• **Aim of the task**: Could you report every line from the entries that includes the word "Angel"?

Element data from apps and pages
# # #

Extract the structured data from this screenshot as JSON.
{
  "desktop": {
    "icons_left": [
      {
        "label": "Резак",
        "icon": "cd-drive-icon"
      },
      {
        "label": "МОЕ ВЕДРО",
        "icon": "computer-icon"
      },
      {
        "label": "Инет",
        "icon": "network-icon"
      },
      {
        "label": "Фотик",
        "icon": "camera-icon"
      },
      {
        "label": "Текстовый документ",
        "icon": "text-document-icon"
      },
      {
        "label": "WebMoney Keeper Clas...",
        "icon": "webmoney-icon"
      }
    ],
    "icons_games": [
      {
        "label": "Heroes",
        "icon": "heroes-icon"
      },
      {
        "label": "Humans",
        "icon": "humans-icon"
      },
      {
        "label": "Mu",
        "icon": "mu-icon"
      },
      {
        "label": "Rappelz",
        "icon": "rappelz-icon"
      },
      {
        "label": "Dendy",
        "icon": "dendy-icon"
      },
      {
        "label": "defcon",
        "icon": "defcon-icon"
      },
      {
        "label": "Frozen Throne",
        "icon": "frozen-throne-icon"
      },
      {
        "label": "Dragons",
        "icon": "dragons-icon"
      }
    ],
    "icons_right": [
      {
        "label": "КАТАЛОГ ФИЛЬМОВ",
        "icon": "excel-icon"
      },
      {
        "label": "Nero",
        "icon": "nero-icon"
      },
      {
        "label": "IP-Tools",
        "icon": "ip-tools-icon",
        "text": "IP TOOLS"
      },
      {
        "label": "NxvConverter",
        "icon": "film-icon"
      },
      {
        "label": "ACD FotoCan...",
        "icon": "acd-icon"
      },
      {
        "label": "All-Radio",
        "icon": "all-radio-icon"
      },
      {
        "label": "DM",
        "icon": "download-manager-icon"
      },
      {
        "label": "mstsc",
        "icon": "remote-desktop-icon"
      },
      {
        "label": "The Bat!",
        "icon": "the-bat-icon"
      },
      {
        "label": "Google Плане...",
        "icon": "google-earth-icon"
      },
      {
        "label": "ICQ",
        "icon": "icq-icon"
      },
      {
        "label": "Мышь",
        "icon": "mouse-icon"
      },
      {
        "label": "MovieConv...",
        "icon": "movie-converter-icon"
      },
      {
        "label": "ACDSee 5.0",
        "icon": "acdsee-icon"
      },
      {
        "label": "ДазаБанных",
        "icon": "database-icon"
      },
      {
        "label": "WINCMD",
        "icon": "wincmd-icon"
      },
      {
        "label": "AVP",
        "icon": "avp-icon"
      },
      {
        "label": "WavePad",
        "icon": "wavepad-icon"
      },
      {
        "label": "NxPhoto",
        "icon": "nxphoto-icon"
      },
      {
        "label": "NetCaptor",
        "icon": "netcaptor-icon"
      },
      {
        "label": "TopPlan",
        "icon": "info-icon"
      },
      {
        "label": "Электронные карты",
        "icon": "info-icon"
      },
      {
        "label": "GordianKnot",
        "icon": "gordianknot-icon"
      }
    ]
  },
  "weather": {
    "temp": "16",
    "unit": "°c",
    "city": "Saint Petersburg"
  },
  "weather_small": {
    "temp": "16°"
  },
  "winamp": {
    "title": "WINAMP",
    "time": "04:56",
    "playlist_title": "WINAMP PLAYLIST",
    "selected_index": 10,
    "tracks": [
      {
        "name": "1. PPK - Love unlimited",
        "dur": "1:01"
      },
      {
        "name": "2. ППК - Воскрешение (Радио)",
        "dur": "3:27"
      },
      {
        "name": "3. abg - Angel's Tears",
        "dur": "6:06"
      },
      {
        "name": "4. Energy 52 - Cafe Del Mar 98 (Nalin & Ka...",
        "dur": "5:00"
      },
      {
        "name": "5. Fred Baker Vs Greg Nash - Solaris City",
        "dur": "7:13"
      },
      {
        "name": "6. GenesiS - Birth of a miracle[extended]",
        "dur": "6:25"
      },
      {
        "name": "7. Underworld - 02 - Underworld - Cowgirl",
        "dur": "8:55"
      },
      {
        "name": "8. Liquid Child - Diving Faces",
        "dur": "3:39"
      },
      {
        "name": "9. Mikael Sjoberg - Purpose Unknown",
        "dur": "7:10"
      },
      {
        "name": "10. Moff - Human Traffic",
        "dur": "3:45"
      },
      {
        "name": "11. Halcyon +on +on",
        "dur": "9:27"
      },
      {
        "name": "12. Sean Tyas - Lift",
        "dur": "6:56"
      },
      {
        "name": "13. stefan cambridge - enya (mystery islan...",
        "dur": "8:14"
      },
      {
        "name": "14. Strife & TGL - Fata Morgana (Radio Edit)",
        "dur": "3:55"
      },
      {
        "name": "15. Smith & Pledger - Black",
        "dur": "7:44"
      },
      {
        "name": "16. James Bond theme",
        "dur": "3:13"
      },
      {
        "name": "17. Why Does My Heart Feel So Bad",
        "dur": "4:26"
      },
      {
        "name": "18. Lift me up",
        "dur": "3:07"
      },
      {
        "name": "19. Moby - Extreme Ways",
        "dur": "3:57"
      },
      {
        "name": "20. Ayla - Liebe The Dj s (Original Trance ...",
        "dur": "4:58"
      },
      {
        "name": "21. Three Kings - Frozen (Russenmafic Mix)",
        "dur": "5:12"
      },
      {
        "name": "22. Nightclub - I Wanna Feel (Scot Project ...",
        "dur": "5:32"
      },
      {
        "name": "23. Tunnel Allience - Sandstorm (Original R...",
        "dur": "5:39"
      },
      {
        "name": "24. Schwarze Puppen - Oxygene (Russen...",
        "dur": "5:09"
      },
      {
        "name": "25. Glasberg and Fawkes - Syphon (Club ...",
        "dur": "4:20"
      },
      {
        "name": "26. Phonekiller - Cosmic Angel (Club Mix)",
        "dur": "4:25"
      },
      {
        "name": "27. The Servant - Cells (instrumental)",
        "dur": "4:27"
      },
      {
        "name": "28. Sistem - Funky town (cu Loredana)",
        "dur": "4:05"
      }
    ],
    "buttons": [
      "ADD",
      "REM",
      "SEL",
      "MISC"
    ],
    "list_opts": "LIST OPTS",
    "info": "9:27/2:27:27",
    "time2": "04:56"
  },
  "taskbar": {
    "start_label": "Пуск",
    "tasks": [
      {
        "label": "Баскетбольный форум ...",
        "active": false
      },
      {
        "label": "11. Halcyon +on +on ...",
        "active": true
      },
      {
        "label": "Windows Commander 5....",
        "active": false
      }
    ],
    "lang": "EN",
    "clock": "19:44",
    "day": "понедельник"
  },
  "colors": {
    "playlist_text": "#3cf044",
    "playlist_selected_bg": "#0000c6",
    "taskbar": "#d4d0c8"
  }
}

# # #

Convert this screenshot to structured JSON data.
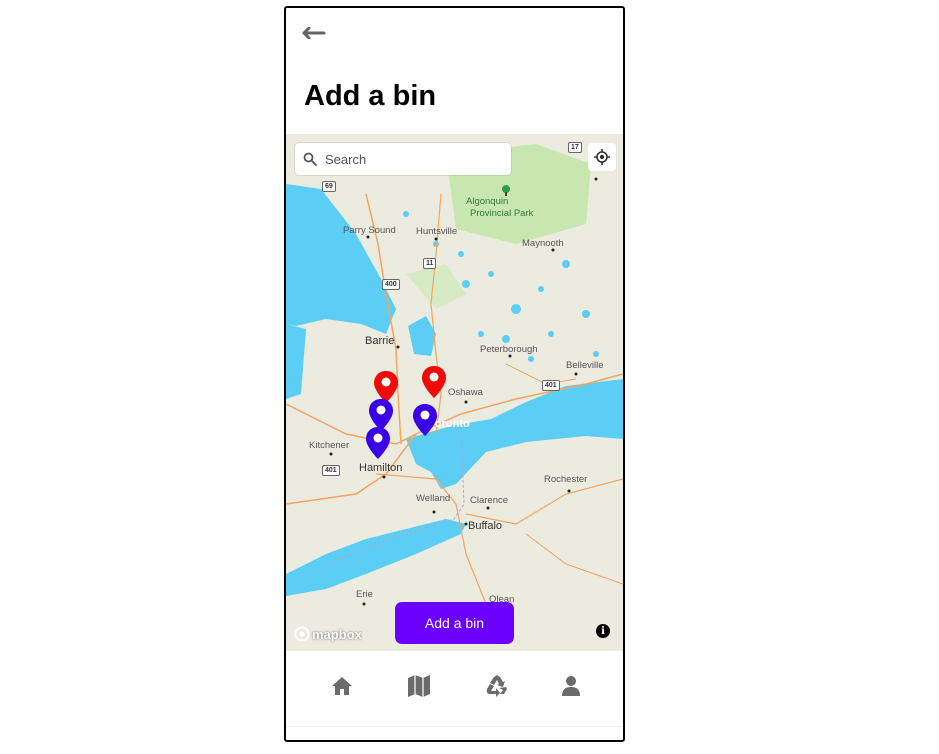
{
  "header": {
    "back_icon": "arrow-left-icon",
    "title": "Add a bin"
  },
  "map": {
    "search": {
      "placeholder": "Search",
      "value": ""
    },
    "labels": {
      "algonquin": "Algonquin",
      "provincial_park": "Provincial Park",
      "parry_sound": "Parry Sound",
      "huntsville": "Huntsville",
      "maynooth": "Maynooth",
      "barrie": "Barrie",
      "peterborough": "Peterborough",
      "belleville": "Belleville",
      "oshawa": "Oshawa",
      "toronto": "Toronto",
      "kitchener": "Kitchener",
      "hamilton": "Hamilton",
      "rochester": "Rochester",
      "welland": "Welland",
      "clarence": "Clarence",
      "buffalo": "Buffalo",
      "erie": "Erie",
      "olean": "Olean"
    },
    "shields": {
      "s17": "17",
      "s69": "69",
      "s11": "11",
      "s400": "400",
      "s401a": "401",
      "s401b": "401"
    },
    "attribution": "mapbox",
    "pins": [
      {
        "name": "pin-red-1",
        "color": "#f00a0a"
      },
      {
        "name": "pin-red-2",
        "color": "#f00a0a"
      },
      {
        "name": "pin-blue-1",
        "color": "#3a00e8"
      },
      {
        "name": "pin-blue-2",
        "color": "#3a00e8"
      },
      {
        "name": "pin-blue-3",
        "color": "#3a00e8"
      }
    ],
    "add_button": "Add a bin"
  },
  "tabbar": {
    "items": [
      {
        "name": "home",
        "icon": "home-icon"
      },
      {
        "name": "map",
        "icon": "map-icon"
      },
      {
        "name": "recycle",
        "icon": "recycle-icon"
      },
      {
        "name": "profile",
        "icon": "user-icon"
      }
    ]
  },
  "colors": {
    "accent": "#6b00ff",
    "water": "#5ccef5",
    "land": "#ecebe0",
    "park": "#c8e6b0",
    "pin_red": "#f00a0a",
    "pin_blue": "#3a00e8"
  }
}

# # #

• **Finished exercise**:
        "name": "3. abg - Angel's Tears",
        "name": "26. Phonekiller - Cosmic Angel (Club Mix)",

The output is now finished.